WILMINGTON, NC (WECT) - This week's sunny skies and warm temperatures have made for a great stretch of beach weather. However, there have been a rise in one particular marine animal hanging out along our shores.
Stingrays are commonly seen in coastal waters buried in the sand, only needing to move with the sway of the tide. These timid, shellfish-eating cousins of the shark inflict excruciating pain on thousands of swimmers in the United States each year, including a handful of injuries just this week.
Outreach Coordinator at the Fort Fisher Aquarium, Any Gould, said, "They love to eat things like shrimp, clams, worms…anything they can find along the ocean bottom."

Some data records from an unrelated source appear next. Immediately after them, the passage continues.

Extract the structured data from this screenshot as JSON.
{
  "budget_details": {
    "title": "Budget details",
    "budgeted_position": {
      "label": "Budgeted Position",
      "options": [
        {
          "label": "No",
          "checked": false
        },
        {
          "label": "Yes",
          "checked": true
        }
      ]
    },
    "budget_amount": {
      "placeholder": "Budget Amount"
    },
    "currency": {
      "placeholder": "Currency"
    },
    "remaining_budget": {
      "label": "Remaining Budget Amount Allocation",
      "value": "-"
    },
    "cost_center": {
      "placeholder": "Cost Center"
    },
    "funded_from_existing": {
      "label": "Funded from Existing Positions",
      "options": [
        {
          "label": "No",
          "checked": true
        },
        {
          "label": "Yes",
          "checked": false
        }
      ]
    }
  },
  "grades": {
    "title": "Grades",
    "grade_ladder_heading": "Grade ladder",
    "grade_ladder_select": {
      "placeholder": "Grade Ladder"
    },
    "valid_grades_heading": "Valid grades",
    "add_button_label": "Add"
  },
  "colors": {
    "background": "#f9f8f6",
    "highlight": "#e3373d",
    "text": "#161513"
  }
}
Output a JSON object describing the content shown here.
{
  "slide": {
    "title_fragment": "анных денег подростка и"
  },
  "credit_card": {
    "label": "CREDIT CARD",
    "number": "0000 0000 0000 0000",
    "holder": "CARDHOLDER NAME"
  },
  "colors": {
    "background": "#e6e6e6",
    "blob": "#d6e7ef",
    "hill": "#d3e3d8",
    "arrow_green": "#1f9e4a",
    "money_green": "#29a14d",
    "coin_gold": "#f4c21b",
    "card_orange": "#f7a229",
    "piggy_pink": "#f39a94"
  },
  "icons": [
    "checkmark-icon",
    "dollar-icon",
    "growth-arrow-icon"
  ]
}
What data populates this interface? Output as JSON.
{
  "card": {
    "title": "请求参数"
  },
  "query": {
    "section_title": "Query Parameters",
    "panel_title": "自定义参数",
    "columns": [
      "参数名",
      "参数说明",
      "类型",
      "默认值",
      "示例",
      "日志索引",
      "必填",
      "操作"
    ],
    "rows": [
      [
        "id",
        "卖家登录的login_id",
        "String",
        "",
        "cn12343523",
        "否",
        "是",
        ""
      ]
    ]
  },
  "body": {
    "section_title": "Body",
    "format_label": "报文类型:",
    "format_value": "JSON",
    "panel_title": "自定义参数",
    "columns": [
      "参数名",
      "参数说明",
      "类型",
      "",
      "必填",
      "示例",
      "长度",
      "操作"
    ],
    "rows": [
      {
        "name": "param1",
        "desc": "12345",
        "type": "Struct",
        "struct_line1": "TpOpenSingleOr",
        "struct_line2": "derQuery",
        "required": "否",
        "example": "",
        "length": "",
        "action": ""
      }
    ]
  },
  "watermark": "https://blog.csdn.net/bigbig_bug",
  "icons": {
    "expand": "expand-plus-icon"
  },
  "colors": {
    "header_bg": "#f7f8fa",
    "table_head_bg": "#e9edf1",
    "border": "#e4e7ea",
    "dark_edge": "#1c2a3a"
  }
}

And, no… Gould isn't describing a seafood lover. He's talking about stingrays.
Gould explained, "They love to swim around right there near the shore and in tidal creeks behind the islands, so basically anywhere you're swimming around, you could be near stingrays."
These creatures sure are cruising along the shores of southeast North Carolina beaches, especially now during the warm, summer months.
Wrightsville Beach Ocean Rescue Captain, Jeremy Owens, said, "Yesterday, we had six stringray punctures on the beach. We transported one individual to the hospital."
That's right. Six stings in one day!
Owens said, "That's the most we've ever seen in one day, for sure."
Several more reports of the unfriendly stingray encounters came in today. Owens said people should be weary of the rays' powerful barb that can cause serious injuries.
Owens added, "If you're having difficulty breathing, tightness of the throat, an allergic reaction, that's a medical emergency and you need to call 911. If you're out at the beach, come up to one of the lifeguards. We'll soak your foot or whatever has been stung in warm water to help alleviate the pain."
If you're one of the many who want to go enjoy the cool waters of the Atlantic Ocean, W.B. Ocean Rescue officials and lifeguards have one simple tip for you to scare away those stingrays. It's called the Stingray Shuffle!
Gould said when the stringrays hear the sand kicking up, they'll swim away and mind their own business.
Gould added, "They're out there looking for food. They're not out there to come and sting us. That's just their defense if we come too close and have any interaction like that, but they're definitely not aggressive."
Gould also listed several reasons stingray stings have been on the rise. He said stingrays are more active in warmer waters, there are more people in the water enjoying their summer, and there has been a noticeable drop in the population of sharks in our area, which are the stingray's main predator.